■ TASK DIRECTIONS ■
From the listing below, extract every line containing "sender".

■ DATA ■
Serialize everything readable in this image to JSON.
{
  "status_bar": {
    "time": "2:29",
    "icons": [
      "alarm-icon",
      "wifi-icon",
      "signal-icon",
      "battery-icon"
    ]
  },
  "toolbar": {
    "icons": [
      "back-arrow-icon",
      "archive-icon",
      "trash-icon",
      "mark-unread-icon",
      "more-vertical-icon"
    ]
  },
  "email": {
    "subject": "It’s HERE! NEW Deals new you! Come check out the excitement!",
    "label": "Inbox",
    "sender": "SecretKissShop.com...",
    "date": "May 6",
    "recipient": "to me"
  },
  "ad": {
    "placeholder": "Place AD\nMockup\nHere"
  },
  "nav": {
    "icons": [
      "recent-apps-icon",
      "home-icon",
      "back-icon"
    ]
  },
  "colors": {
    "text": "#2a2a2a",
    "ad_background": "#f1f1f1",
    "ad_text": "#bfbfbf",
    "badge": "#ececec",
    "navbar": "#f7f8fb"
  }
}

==

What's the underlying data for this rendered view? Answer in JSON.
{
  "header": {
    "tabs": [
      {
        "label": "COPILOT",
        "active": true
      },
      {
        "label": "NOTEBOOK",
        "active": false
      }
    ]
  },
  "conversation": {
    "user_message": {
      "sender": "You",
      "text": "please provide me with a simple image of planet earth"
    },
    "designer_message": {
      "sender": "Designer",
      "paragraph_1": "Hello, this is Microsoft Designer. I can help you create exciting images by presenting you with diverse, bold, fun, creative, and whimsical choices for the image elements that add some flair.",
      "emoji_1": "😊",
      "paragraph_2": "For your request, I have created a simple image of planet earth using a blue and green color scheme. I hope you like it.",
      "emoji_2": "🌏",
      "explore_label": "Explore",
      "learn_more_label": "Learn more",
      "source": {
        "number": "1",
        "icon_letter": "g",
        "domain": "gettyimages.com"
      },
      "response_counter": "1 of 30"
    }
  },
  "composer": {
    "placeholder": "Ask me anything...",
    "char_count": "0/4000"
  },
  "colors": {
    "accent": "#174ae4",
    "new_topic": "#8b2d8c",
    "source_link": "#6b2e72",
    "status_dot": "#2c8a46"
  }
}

■ EXERCISE RESPONSE ■
    "sender": "SecretKissShop.com...",
      "sender": "You",
      "sender": "Designer",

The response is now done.